You begin to understand the culture and find more similarities between yourself and the people of your host country. You become less isolated and find ways to enjoy yourself again and look forward to new experiences.
You are enjoying the culture and can see customs which you prefer to your own from home and you begin to adopt some aspects of your new culture. You begin to see yourself living comfortably in your host country in the future and function well, looking forward to more exciting experiences.
While experiencing culture shock, if you are in a large group it is important to remember that every individual is different in how they experience it, but most importantly, remember that everyone else is experiencing it also. You are not alone! Although culture shock is eminent, remember the famous words of James Michener: If you reject the food, ignore the customs, fear the religion and avoid the people, you might better stay at home. Do not give up! You will achieve acculturation and overall happiness with your experience.
Interesting way to know if you have achieved acculturation while abroad: You dream and/or talk in your sleep in the local language.
You’re Home….Now What?

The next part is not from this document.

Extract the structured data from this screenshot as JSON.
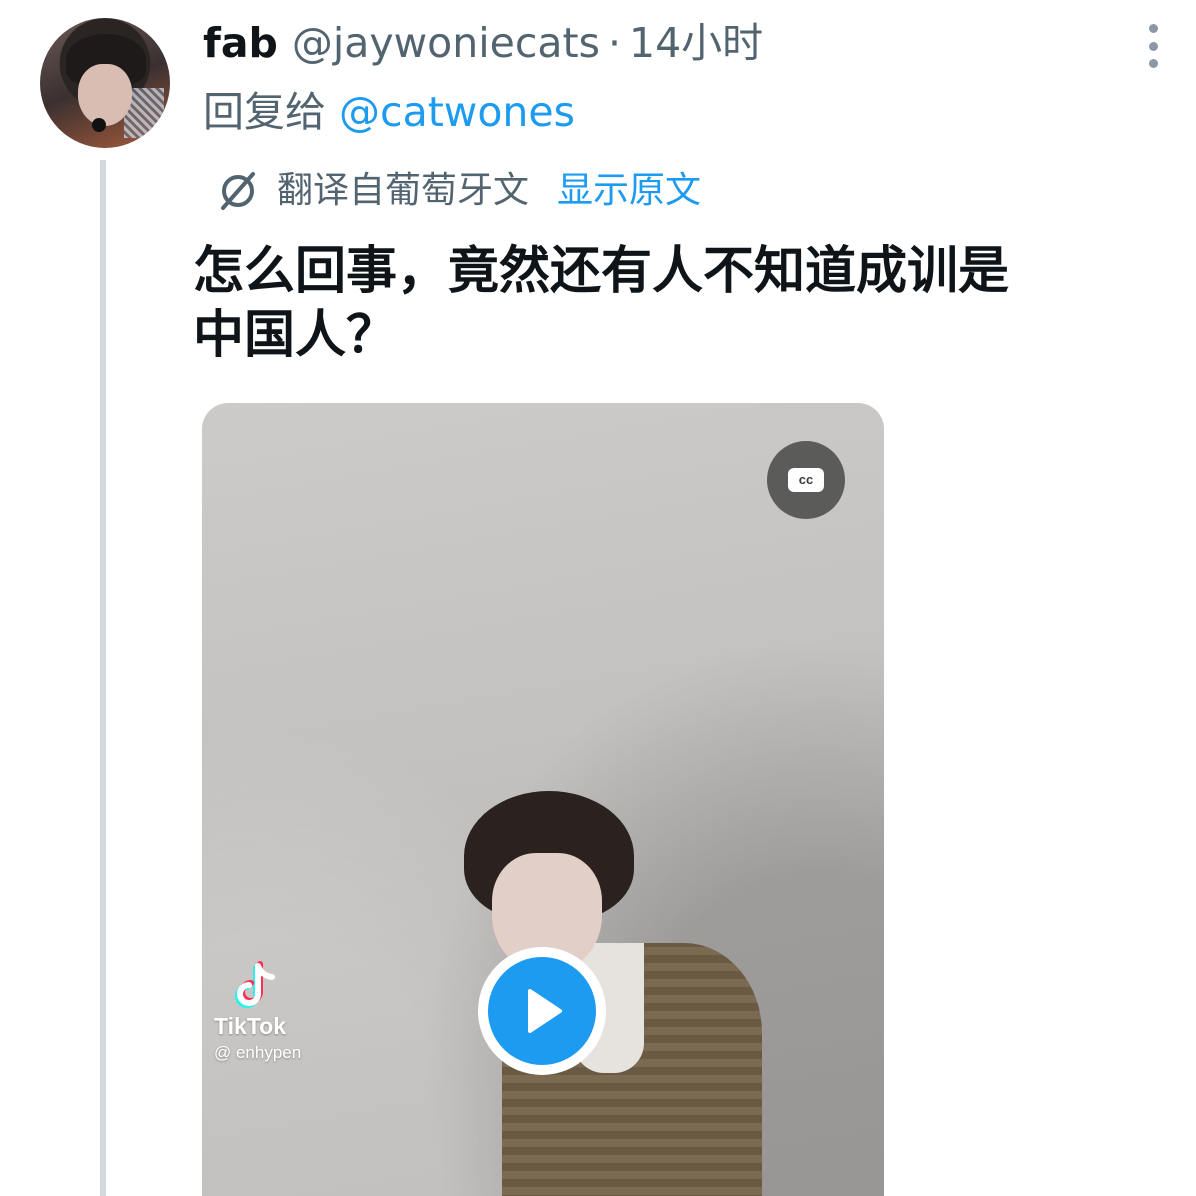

Struggling after returning home? An additional shock you may encounter is reentry shock. After spending significant time abroad, returning home can be difficult. Adjusting back to your old customs can seem tedious after your exciting time away. Although it is important to remember what you acquired abroad, it is equally important to remember why you loved your life before and find equilibrium between the two after you return.
Friends And Family Seem Uninterested?
Your experience was a significant part of your life, and you can’t wait to share it. But you may find that others are not always as excited to listen. Keep in mind that it is hard for those who have not had a similar experience to understand the type of experience you had and how it changed you personally. It is not that they are disinterested, but more so a facet of not being able to understand you. A good way to help your friends and family understand your experience is to use anecdotes that make it seem real, including specific places, people, and feelings you encountered. It is equally important to keep in touch with people you met while you were abroad or find others who have had similar experiences because you have a mutual understanding and can provide support for each other when you are nostalgic and readjusting.